Press TV’s chief says the Iranian English-language news network will take any necessary legal action to secure the release of its anchorwoman, Marzieh Hashemi, who has been imprisoned in Washington on unspecified charges, holding the US responsible for her health.
Speaking to Press TV on Wednesday, Peyman Jebelli, who heads the Islamic Republic of Iran Broadcasting (IRIB)’s World Service, complained that Hashemi was being held in “inhumane,” “unethical” and “illegal psychological conditions” under US custody.
“We have been informed that she is being kept in prison under very tough conditions and without any charges,” he said, exclaiming that Hashemi had been forced to remove her hijab – compulsory for Muslim women under Islamic dress code — not only when she was being photographed but also during her detention.
“Despite the fact that she has declared to prison authorities that she cannot eat pork as a Muslim, they have told her that it’s the only food available.

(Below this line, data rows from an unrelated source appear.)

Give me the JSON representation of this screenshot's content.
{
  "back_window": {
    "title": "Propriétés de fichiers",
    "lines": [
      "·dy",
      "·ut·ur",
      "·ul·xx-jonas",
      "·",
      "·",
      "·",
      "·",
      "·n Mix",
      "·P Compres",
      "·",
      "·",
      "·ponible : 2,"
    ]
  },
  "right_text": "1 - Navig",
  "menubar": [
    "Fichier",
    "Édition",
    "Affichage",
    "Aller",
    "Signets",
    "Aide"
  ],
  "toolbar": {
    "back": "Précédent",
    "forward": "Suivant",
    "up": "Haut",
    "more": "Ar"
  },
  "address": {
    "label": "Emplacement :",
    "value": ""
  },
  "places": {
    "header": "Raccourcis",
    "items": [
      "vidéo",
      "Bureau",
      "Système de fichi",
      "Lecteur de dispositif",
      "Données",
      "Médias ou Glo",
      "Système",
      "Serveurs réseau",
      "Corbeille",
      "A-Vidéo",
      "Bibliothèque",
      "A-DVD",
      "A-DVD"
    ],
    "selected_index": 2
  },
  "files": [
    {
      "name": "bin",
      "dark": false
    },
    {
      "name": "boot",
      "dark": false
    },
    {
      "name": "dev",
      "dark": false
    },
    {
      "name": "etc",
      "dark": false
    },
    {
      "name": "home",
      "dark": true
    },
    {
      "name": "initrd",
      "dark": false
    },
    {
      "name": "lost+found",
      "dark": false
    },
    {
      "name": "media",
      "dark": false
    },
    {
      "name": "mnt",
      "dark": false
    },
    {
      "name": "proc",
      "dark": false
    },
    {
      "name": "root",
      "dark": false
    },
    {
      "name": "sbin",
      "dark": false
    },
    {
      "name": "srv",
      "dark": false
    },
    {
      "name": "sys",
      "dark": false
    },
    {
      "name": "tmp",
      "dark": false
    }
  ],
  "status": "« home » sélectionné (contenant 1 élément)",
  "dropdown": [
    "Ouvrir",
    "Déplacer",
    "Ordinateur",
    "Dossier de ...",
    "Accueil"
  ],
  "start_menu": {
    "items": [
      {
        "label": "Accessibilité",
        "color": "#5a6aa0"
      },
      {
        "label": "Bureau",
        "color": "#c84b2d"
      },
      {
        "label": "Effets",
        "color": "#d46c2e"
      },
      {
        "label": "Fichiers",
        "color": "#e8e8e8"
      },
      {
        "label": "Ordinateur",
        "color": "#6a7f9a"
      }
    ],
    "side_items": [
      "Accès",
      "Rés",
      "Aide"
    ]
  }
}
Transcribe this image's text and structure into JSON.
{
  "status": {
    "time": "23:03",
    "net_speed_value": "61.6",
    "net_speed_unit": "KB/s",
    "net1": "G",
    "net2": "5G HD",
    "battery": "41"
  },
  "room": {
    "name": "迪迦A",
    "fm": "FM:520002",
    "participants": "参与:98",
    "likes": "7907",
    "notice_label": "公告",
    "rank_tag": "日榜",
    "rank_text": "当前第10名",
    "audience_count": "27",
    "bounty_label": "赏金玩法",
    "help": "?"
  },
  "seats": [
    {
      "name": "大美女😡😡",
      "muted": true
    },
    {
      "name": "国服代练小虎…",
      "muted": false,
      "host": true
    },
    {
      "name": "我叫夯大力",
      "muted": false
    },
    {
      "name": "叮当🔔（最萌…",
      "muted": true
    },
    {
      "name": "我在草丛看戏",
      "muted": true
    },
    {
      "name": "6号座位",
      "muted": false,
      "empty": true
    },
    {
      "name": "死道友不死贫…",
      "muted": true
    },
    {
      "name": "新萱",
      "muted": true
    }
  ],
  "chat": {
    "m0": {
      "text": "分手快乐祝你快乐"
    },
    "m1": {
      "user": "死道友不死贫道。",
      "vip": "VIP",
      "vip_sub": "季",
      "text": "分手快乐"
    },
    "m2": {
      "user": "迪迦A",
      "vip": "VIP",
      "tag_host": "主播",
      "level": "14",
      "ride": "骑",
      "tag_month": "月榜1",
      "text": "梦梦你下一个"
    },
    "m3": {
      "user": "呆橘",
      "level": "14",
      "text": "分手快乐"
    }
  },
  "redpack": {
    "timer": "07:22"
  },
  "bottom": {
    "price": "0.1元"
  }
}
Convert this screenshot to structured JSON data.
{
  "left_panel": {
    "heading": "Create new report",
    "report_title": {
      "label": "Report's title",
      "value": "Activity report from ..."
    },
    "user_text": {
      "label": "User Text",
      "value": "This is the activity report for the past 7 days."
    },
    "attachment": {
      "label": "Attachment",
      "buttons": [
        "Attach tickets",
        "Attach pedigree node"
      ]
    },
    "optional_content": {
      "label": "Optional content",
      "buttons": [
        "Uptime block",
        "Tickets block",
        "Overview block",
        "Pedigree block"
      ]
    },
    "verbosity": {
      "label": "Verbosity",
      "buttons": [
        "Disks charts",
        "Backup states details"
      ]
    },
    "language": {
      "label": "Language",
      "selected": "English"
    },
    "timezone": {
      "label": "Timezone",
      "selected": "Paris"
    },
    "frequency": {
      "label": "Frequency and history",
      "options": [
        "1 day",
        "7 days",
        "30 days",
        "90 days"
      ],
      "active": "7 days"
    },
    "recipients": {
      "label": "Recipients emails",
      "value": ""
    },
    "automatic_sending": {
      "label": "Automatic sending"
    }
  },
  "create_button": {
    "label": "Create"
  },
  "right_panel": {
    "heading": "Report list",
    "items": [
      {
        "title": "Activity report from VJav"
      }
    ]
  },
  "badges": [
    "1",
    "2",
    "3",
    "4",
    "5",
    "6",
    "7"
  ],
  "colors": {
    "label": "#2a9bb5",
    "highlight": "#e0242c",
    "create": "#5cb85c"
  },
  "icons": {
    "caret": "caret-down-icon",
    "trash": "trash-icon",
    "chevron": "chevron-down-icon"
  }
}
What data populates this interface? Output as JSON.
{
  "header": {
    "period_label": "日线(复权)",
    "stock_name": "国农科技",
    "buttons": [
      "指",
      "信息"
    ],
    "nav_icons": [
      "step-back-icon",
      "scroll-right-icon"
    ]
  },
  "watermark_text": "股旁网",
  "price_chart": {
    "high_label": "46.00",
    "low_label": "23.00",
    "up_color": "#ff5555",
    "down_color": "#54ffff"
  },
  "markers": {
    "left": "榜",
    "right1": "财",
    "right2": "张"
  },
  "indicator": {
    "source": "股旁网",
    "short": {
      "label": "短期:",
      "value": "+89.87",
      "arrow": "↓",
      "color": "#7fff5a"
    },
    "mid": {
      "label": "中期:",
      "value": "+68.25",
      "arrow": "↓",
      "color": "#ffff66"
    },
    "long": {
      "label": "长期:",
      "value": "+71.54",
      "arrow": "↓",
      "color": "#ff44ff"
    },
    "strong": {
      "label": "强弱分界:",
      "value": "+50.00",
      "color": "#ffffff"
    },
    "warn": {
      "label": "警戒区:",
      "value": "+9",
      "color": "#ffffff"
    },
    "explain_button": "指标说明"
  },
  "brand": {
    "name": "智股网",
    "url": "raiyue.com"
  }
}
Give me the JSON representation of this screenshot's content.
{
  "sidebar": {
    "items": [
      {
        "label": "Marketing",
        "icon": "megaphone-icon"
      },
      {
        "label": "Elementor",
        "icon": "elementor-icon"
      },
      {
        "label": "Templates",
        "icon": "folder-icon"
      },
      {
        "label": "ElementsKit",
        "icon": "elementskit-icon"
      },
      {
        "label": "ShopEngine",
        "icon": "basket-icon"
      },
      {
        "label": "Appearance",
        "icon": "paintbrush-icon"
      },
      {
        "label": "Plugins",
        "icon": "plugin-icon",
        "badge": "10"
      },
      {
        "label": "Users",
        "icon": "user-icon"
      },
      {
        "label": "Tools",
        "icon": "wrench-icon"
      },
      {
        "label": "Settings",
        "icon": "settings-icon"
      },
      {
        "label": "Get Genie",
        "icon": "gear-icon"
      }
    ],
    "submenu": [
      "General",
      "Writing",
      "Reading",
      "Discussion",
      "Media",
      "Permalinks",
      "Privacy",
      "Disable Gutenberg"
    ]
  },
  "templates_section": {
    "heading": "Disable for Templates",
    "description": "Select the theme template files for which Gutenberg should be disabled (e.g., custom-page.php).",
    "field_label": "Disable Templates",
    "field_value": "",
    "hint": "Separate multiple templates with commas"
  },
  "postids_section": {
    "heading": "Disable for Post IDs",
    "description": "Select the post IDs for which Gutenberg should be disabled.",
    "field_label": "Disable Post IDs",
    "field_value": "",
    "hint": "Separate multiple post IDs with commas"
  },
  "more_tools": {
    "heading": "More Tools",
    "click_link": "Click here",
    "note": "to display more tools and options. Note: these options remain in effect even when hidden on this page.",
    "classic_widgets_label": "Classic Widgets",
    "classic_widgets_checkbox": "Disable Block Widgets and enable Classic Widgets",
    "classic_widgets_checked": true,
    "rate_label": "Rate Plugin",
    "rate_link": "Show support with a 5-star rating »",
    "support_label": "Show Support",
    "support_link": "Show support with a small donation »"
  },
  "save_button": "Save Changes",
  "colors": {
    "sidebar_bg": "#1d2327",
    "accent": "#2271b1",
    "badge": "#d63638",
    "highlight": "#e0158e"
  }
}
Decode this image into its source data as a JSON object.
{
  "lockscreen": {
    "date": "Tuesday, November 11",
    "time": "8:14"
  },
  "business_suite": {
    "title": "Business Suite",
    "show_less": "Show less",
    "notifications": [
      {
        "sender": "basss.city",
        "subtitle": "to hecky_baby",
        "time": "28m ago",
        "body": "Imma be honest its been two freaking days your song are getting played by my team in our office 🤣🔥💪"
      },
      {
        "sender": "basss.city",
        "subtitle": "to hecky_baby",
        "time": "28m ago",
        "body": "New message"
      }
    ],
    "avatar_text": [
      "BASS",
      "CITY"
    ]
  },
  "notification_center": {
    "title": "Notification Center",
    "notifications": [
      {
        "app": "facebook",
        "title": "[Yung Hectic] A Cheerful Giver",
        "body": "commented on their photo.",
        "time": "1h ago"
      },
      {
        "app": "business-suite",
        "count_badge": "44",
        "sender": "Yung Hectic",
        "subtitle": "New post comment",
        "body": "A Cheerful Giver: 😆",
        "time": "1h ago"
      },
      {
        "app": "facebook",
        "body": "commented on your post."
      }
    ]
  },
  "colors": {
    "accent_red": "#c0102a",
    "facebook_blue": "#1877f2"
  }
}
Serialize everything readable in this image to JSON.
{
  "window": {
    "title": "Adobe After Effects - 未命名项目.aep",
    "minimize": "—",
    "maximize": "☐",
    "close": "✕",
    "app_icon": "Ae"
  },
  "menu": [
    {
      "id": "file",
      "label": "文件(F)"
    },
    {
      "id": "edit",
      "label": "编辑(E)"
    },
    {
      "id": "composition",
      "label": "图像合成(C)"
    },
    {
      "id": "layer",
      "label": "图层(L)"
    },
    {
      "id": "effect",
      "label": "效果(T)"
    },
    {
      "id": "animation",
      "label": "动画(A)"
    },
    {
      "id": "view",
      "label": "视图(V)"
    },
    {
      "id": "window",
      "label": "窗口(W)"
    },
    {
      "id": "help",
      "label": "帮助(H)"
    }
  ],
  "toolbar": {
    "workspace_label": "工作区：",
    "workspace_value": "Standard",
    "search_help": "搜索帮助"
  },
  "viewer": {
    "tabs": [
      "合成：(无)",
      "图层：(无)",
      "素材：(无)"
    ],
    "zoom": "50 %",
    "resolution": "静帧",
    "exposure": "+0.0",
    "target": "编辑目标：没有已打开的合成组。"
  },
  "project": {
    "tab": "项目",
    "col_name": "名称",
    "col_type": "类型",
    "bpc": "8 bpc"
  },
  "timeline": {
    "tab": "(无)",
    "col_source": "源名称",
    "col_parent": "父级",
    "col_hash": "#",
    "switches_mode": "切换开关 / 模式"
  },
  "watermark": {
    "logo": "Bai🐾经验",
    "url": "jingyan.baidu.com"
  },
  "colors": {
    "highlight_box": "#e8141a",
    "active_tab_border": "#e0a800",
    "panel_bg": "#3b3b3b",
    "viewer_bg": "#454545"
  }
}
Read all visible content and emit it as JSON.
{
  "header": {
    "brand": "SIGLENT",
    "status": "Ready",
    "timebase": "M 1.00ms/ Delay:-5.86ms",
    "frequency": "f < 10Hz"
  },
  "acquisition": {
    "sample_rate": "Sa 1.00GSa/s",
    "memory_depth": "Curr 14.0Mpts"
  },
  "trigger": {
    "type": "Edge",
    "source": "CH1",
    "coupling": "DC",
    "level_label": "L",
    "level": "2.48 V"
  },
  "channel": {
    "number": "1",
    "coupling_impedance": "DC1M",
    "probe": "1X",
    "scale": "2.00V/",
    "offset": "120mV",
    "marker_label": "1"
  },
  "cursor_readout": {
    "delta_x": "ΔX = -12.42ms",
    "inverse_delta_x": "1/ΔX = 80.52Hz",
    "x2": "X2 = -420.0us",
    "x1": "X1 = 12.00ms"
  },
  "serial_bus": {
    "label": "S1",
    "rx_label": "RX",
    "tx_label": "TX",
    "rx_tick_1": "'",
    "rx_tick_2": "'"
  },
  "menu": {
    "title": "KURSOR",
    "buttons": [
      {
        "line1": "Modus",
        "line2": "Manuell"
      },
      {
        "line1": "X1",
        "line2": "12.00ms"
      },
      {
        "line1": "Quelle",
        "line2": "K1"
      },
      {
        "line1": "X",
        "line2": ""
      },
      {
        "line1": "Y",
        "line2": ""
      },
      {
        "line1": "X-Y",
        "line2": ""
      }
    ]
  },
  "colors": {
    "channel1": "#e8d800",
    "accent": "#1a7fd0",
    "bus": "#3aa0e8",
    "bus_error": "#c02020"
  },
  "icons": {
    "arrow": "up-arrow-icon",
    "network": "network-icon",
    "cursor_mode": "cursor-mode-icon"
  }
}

As far as we know, she’s been eating only biscuits,” he noted.
Press TV and IRIB, Jebelli stressed, “hold the US government responsible for anything that may happen” to Hashemi.
Asked about the possibility of taking legal action regarding the case, he explained, “Her health and her freedom are of paramount importance to us and any legal action that may be necessary to support her, we will definitely go for it.”
“For the time being, we are trying to obtain precise information about her. What is of paramount importance to us is that she has to be freed immediately because she has not committed any crime and has not been so far facing any charges,” he added.
In an earlier interview with the Iranian TV, Jebelli criticized the Press TV anchor’s ill-treatment in US custody, saying she had been given nothing more than a T-shirt to wear despite the cold conditions inside the detention facility.
He also noted that the journalist had only been allowed to contact her family the night before and had told her children about “the very violent treatment” she had received in prison.
Jebelli said Hashemi was apparently going to be interrogated later in the day. “We are waiting to see what charges would be leveled against her,” he added.
The IRIB’s World Service chief further emphasized that Hashemi’s family had been pursuing her case through a lawyer, adding, “We are prepared to provide whatever assistance that could take her out of this situation.”
Hashemi arrived in the US to visit her brother, a cancer patient, and was supposed to return to Iran next week, according to Jebelli.
Hashemi’s case ‘exposed true face of US’
In a statement issued on Wednesday, the Association of Iranian Journalists slammed the United States, which calls itself an advocate of human rights, for forcing the Muslim journalist into taking off her headscarf and keeping her in manacles.
“This is not the first time that we witness such medieval and repressive treatment of journalists and independent media by the US administration,” read the statement.
“We have repeatedly witnessed such violent and hateful attacks accompanied by the arrest and assault of media workers by the self-proclaimed advocates of democracy and freedom of information,” it added.